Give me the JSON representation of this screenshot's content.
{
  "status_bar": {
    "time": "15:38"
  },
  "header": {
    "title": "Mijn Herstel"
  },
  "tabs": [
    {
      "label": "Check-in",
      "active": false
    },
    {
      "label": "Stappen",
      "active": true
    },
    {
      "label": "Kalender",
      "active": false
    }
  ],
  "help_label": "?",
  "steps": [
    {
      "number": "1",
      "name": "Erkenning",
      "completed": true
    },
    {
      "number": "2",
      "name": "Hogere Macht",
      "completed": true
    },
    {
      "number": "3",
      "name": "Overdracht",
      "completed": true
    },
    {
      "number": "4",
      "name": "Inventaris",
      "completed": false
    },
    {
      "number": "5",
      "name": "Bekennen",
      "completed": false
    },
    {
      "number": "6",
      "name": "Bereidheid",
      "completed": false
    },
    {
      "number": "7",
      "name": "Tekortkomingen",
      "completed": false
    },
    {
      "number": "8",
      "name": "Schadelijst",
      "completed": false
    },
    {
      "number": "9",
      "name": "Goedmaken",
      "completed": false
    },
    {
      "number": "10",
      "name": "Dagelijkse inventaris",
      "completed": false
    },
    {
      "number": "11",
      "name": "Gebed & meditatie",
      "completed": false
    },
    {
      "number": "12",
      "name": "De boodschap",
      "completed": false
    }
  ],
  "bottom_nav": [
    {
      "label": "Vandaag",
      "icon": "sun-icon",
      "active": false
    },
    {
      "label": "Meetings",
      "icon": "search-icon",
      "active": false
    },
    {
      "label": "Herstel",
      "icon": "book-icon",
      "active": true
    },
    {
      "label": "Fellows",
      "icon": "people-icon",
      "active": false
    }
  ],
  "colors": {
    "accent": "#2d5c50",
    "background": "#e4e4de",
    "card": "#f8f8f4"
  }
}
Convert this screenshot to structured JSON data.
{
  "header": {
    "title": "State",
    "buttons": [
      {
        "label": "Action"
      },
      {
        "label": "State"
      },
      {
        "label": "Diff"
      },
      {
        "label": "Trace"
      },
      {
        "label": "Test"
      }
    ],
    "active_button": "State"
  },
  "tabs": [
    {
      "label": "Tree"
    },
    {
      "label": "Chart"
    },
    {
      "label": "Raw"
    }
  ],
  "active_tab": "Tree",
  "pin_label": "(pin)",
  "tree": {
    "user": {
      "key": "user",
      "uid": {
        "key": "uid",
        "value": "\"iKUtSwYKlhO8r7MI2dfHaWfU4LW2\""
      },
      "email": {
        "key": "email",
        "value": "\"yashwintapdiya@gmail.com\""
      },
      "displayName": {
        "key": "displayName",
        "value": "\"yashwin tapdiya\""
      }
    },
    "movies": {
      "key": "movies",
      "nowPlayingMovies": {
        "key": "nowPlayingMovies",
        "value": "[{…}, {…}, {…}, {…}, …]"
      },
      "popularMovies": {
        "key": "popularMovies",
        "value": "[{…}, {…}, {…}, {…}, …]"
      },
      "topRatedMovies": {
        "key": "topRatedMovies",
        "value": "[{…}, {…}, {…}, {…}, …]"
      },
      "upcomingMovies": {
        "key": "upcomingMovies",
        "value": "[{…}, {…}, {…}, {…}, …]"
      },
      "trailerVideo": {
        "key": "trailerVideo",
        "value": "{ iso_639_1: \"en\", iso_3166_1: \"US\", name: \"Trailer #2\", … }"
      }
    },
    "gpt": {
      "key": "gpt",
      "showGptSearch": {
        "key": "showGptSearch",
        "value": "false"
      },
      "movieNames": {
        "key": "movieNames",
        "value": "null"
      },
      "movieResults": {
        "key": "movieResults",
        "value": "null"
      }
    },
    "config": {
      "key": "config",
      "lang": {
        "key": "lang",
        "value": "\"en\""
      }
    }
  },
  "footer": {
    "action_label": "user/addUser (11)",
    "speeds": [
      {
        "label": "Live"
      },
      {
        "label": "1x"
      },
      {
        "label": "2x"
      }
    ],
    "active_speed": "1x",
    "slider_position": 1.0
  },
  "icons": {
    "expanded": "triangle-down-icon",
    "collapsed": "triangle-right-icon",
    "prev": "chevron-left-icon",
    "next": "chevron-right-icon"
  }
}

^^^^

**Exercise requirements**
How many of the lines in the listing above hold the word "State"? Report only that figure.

**Reply**
3